Cyrillic Alphabet


This page represents the Cyrillic script. It is also known as the Early Cyrillic alphabet. It was used to write the Old Church Slavonic language.

Around 863, the Byzantine Emperor Michael III ordered the monk Saint Cyril (born Constantine) and his brother Saint Methodius, known also as “Solun Brothers” to develop a writing system for the Old Slavonic language.

Initially, the First Bulgarian Empire was a source of proliferation of Cyrillic. In the 9th century AD the Bulgarian Tsar Boris made it official. In 10th century it became the official script of the church in Kyivan Rus.

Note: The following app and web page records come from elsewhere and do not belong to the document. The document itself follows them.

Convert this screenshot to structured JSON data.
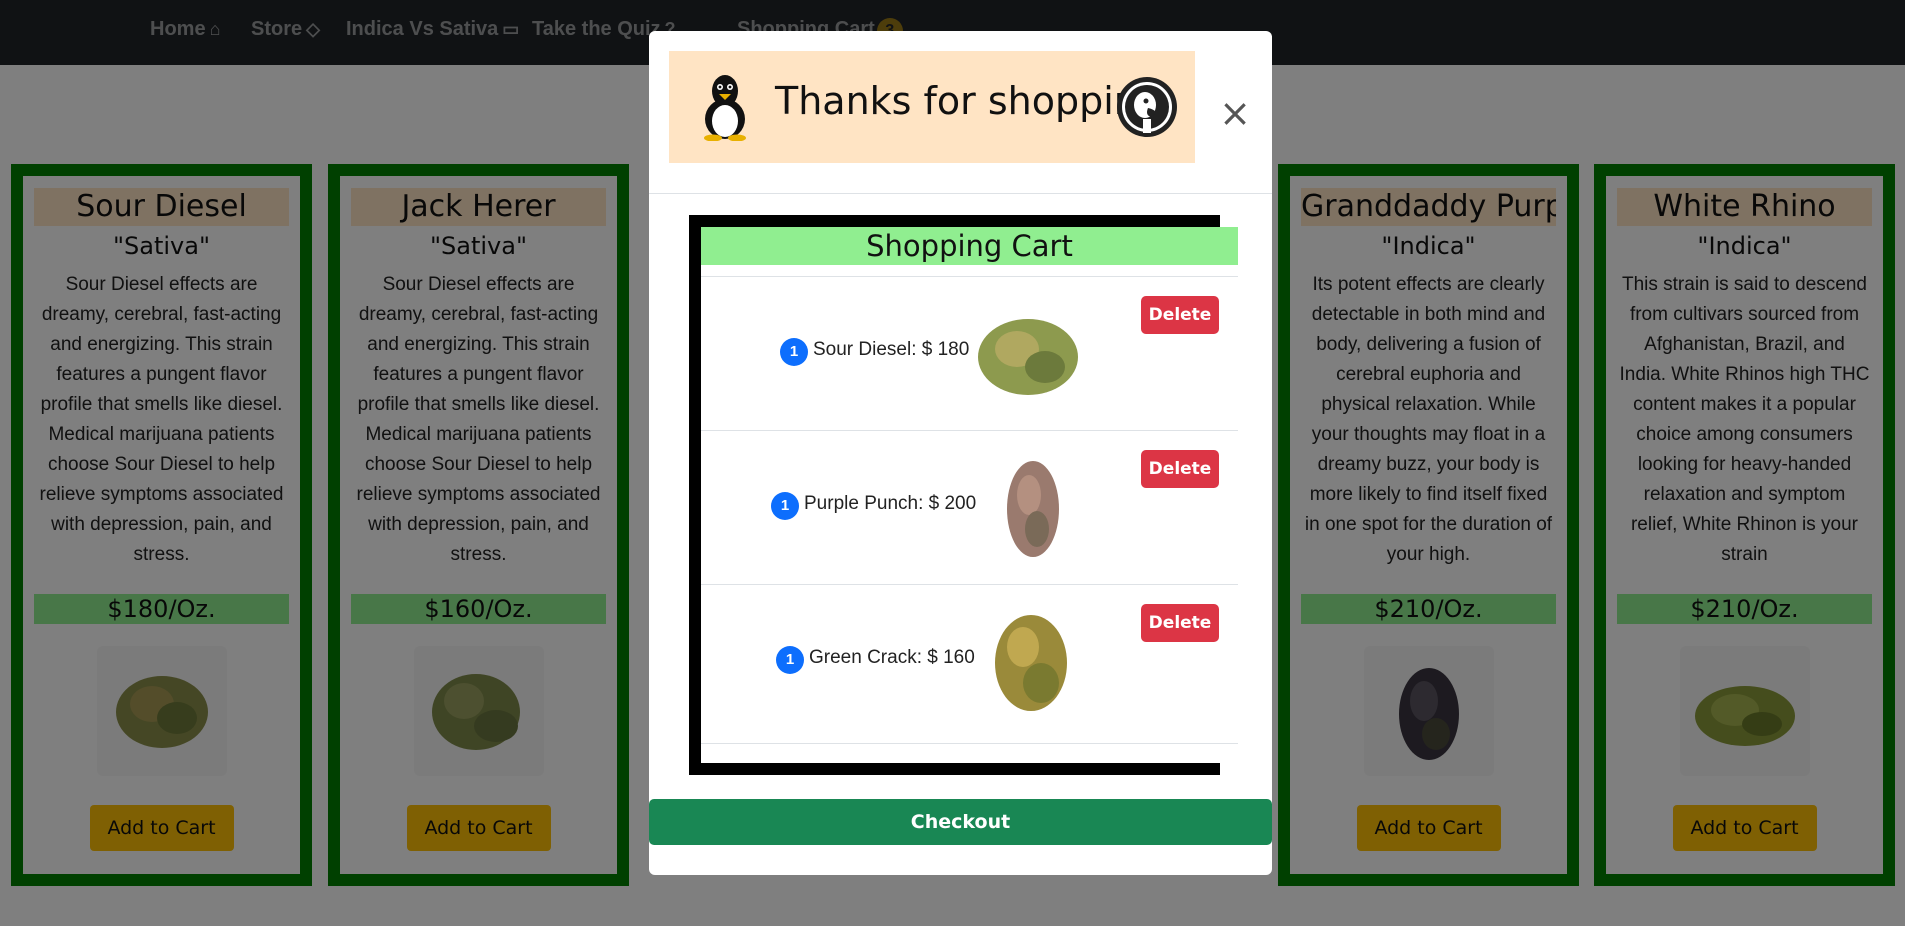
{
  "navbar": {
    "home": "Home",
    "store": "Store",
    "indica_vs_sativa": "Indica Vs Sativa",
    "quiz": "Take the Quiz",
    "cart": "Shopping Cart",
    "cart_count": "3"
  },
  "cards": [
    {
      "title": "Sour Diesel",
      "type": "\"Sativa\"",
      "desc": "Sour Diesel effects are dreamy, cerebral, fast-acting and energizing. This strain features a pungent flavor profile that smells like diesel. Medical marijuana patients choose Sour Diesel to help relieve symptoms associated with depression, pain, and stress.",
      "price": "$180/Oz.",
      "button": "Add to Cart"
    },
    {
      "title": "Jack Herer",
      "type": "\"Sativa\"",
      "desc": "Sour Diesel effects are dreamy, cerebral, fast-acting and energizing. This strain features a pungent flavor profile that smells like diesel. Medical marijuana patients choose Sour Diesel to help relieve symptoms associated with depression, pain, and stress.",
      "price": "$160/Oz.",
      "button": "Add to Cart"
    },
    {
      "title": "Granddaddy Purp",
      "type": "\"Indica\"",
      "desc": "Its potent effects are clearly detectable in both mind and body, delivering a fusion of cerebral euphoria and physical relaxation. While your thoughts may float in a dreamy buzz, your body is more likely to find itself fixed in one spot for the duration of your high.",
      "price": "$210/Oz.",
      "button": "Add to Cart"
    },
    {
      "title": "White Rhino",
      "type": "\"Indica\"",
      "desc": "This strain is said to descend from cultivars sourced from Afghanistan, Brazil, and India. White Rhinos high THC content makes it a popular choice among consumers looking for heavy-handed relaxation and symptom relief, White Rhinon is your strain",
      "price": "$210/Oz.",
      "button": "Add to Cart"
    }
  ],
  "modal": {
    "header_title": "Thanks for shopping",
    "close_symbol": "×",
    "cart_title": "Shopping Cart",
    "items": [
      {
        "qty": "1",
        "text": "Sour Diesel: $ 180",
        "delete": "Delete"
      },
      {
        "qty": "1",
        "text": "Purple Punch: $ 200",
        "delete": "Delete"
      },
      {
        "qty": "1",
        "text": "Green Crack: $ 160",
        "delete": "Delete"
      }
    ],
    "checkout": "Checkout"
  },
  "colors": {
    "navbar": "#212529",
    "card_border": "#008000",
    "title_bg": "#ffe4c4",
    "price_bg": "#90ee90",
    "add_button": "#ffc107",
    "delete_button": "#dc3545",
    "checkout_button": "#198754",
    "qty_badge": "#0d6efd"
  }
}
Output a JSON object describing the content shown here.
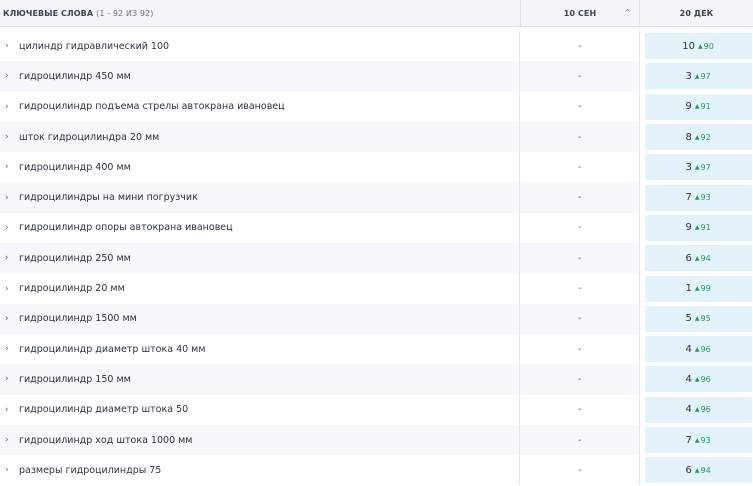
{
  "header": {
    "keywords_label": "КЛЮЧЕВЫЕ СЛОВА",
    "keywords_count": "(1 - 92 ИЗ 92)",
    "col1_label": "10 СЕН",
    "col1_sort_icon": "^",
    "col2_label": "20 ДЕК"
  },
  "rows": [
    {
      "keyword": "цилиндр гидравлический 100",
      "d1": "-",
      "pos": "10",
      "arrow": "▲",
      "delta": "90"
    },
    {
      "keyword": "гидроцилиндр 450 мм",
      "d1": "-",
      "pos": "3",
      "arrow": "▲",
      "delta": "97"
    },
    {
      "keyword": "гидроцилиндр подъема стрелы автокрана ивановец",
      "d1": "-",
      "pos": "9",
      "arrow": "▲",
      "delta": "91"
    },
    {
      "keyword": "шток гидроцилиндра 20 мм",
      "d1": "-",
      "pos": "8",
      "arrow": "▲",
      "delta": "92"
    },
    {
      "keyword": "гидроцилиндр 400 мм",
      "d1": "-",
      "pos": "3",
      "arrow": "▲",
      "delta": "97"
    },
    {
      "keyword": "гидроцилиндры на мини погрузчик",
      "d1": "-",
      "pos": "7",
      "arrow": "▲",
      "delta": "93"
    },
    {
      "keyword": "гидроцилиндр опоры автокрана ивановец",
      "d1": "-",
      "pos": "9",
      "arrow": "▲",
      "delta": "91"
    },
    {
      "keyword": "гидроцилиндр 250 мм",
      "d1": "-",
      "pos": "6",
      "arrow": "▲",
      "delta": "94"
    },
    {
      "keyword": "гидроцилиндр 20 мм",
      "d1": "-",
      "pos": "1",
      "arrow": "▲",
      "delta": "99"
    },
    {
      "keyword": "гидроцилиндр 1500 мм",
      "d1": "-",
      "pos": "5",
      "arrow": "▲",
      "delta": "95"
    },
    {
      "keyword": "гидроцилиндр диаметр штока 40 мм",
      "d1": "-",
      "pos": "4",
      "arrow": "▲",
      "delta": "96"
    },
    {
      "keyword": "гидроцилиндр 150 мм",
      "d1": "-",
      "pos": "4",
      "arrow": "▲",
      "delta": "96"
    },
    {
      "keyword": "гидроцилиндр диаметр штока 50",
      "d1": "-",
      "pos": "4",
      "arrow": "▲",
      "delta": "96"
    },
    {
      "keyword": "гидроцилиндр ход штока 1000 мм",
      "d1": "-",
      "pos": "7",
      "arrow": "▲",
      "delta": "93"
    },
    {
      "keyword": "размеры гидроцилиндры 75",
      "d1": "-",
      "pos": "6",
      "arrow": "▲",
      "delta": "94"
    }
  ],
  "icons": {
    "row_expand": "chevron-right-icon",
    "sort": "chevron-up-icon",
    "delta": "triangle-up-icon"
  },
  "colors": {
    "header_bg": "#f3f5f8",
    "alt_row_bg": "#f7f8fa",
    "badge_bg": "#e3f2fb",
    "delta_green": "#1f9d55"
  }
}
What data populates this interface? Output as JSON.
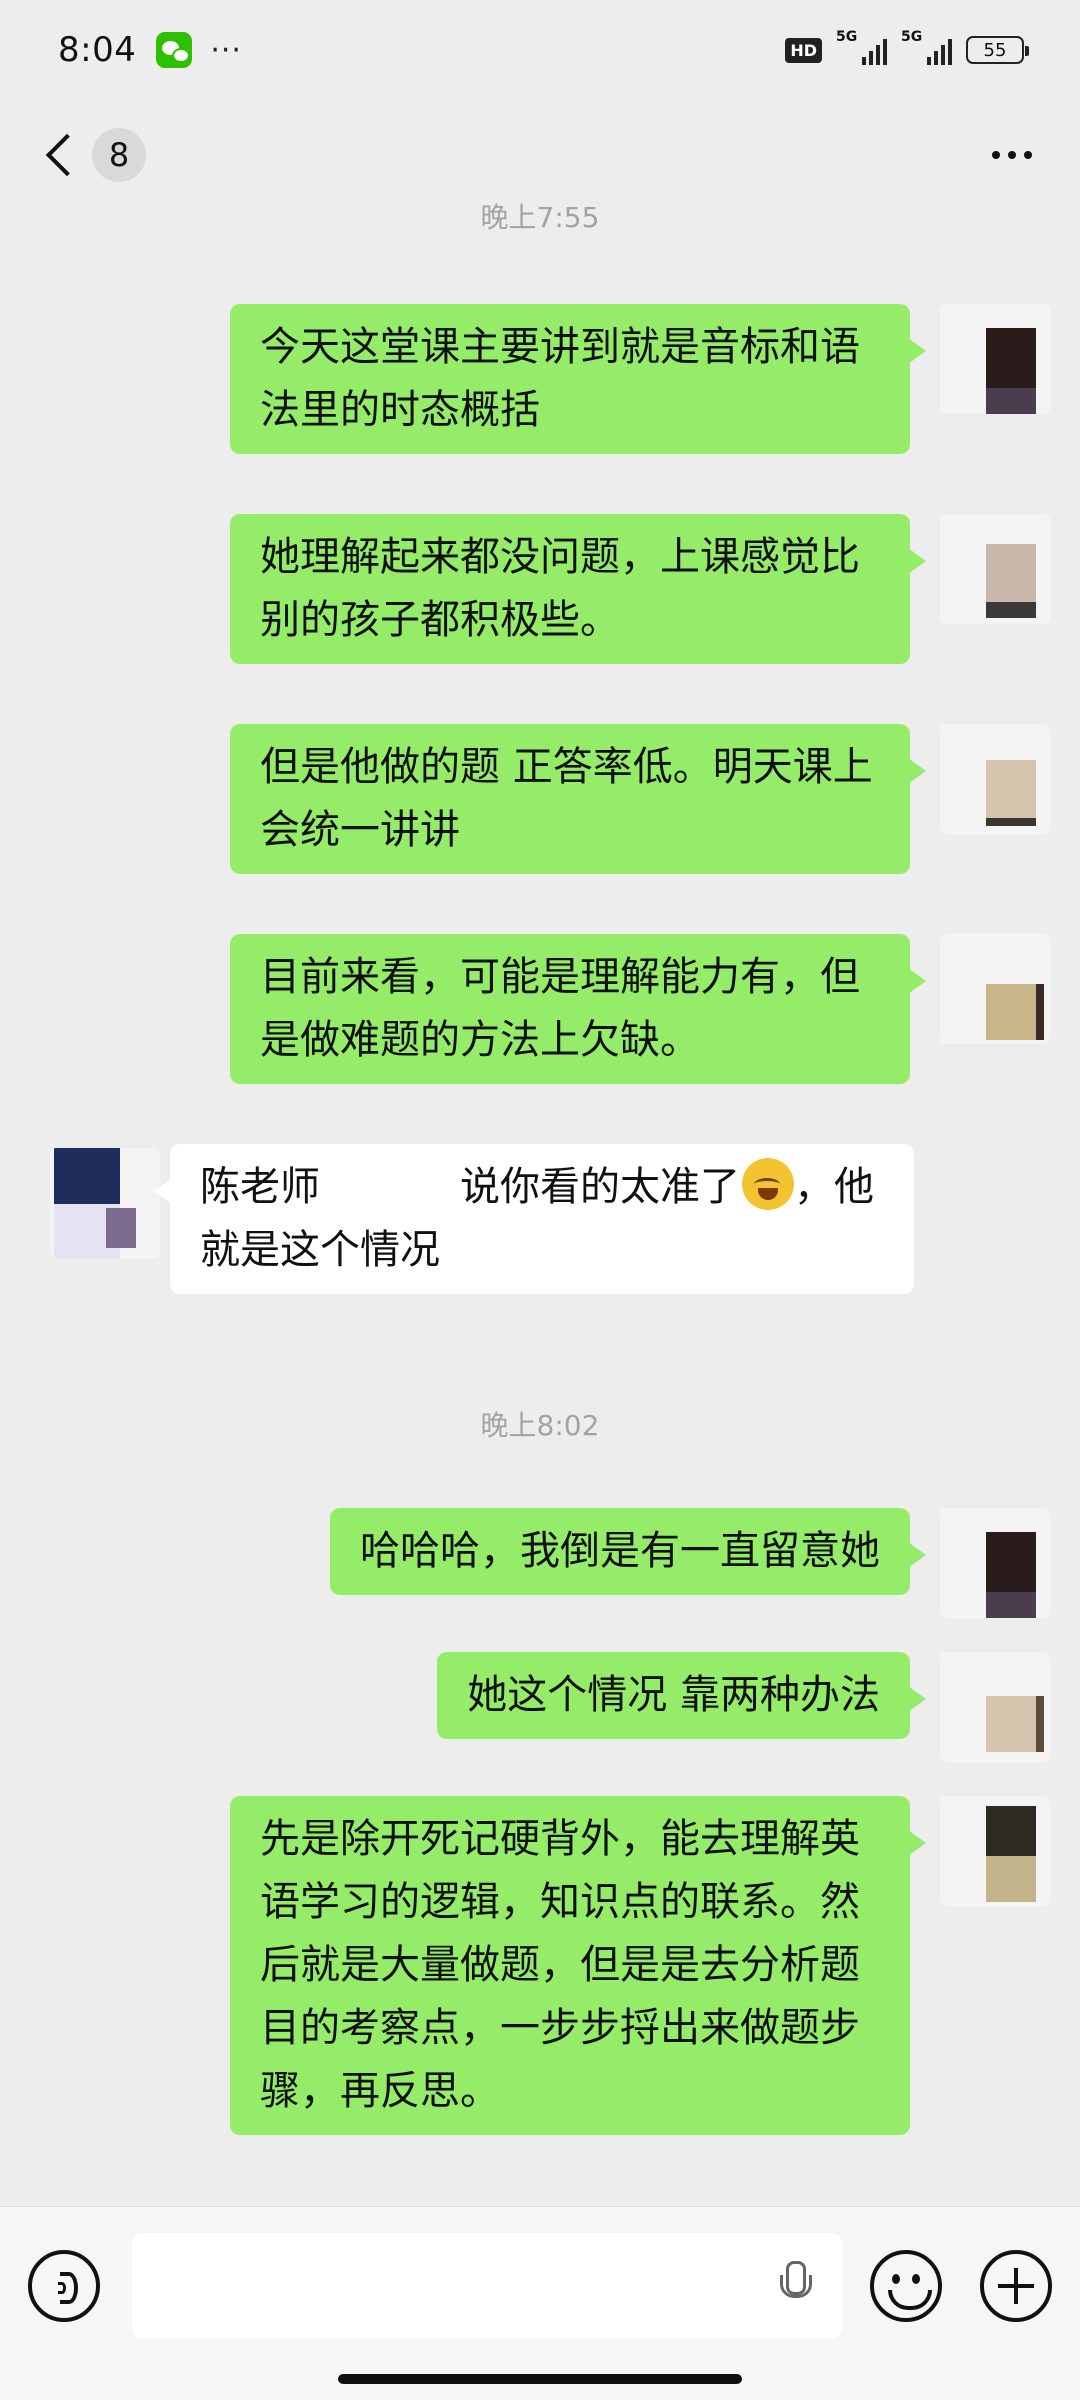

The Old Cyrillic script consists of 43 letters, including all  Greek symbols 0391–03C9 and 19 signs for sounds missing in Greek. In the early 18th century, the Cyrillic script used in Russia was heavily reformed by Peter the Great, and the letters became distinguished between upper and lower case. Several archaic letters were abolished and several letters were designed by Peter himself. As in Greek system, some letters had numeric values. For example, “Ц” meant 900, and “S” was used for 6. The letters got their names after the words starting with them or their Greek-letter analogues.